Lines where the string "Group" appears are to be copied from the entries below.

[Collection entries]
----
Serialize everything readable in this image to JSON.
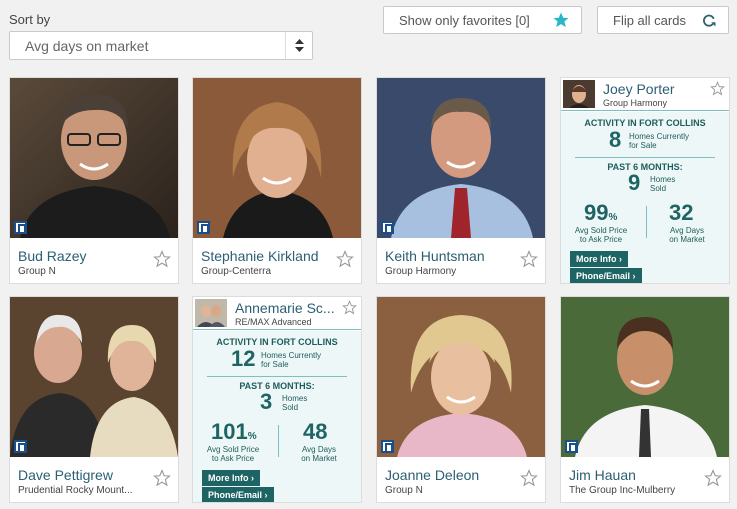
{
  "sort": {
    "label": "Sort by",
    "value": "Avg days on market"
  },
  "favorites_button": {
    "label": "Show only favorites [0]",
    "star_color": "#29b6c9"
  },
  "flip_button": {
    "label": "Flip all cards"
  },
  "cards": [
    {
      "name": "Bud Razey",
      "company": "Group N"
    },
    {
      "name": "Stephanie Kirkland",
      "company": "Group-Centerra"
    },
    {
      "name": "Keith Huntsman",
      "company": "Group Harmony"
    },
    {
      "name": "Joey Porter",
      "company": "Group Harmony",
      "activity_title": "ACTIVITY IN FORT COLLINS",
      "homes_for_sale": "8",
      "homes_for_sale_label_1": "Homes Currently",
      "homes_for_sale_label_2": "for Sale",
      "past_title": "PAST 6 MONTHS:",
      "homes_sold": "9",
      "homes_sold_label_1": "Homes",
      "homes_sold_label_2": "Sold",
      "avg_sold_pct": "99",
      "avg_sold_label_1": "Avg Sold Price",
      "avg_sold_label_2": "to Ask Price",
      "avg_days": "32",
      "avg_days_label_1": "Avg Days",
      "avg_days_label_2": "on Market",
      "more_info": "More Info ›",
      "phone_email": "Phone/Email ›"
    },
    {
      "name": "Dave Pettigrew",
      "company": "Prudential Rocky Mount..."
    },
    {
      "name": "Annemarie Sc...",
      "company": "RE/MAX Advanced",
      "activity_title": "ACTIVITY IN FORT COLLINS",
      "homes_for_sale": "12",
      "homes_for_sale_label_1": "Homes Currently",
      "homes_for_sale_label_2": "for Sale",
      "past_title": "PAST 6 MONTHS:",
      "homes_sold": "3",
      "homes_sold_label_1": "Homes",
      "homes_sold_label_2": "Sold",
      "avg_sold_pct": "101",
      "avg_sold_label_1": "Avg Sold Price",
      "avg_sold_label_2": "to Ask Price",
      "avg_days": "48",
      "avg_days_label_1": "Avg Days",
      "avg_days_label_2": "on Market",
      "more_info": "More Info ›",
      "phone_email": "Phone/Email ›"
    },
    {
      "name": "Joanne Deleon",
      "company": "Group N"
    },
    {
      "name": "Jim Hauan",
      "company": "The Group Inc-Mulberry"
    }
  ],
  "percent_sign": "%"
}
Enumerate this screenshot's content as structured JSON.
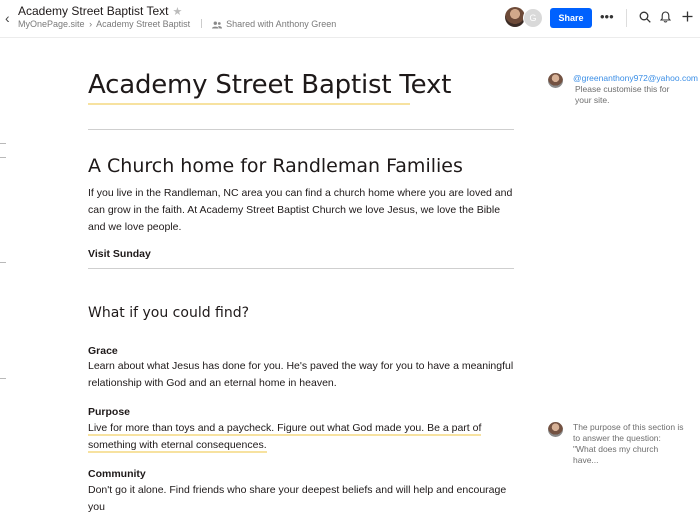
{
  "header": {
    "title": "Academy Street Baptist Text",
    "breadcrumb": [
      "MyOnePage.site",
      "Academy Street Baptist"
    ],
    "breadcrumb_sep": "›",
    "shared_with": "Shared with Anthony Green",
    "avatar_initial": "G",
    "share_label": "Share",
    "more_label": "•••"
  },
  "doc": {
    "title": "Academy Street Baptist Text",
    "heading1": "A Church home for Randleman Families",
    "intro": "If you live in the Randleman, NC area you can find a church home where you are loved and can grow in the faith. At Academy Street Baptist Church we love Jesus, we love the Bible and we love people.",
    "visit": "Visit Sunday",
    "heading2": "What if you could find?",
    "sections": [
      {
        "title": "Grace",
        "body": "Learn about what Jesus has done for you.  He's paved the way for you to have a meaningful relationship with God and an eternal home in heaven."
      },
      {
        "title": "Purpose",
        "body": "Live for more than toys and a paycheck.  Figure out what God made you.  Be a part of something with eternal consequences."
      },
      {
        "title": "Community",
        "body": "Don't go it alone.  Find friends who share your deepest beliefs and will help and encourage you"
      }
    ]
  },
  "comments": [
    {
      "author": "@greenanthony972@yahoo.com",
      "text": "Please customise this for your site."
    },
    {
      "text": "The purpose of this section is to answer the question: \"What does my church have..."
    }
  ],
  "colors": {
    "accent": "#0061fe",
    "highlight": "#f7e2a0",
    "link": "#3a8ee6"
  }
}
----
## Response area
      "company": "Group N"
      "company": "Group-Centerra"
      "company": "Group Harmony"
      "company": "Group Harmony",
      "company": "Group N"
      "company": "The Group Inc-Mulberry"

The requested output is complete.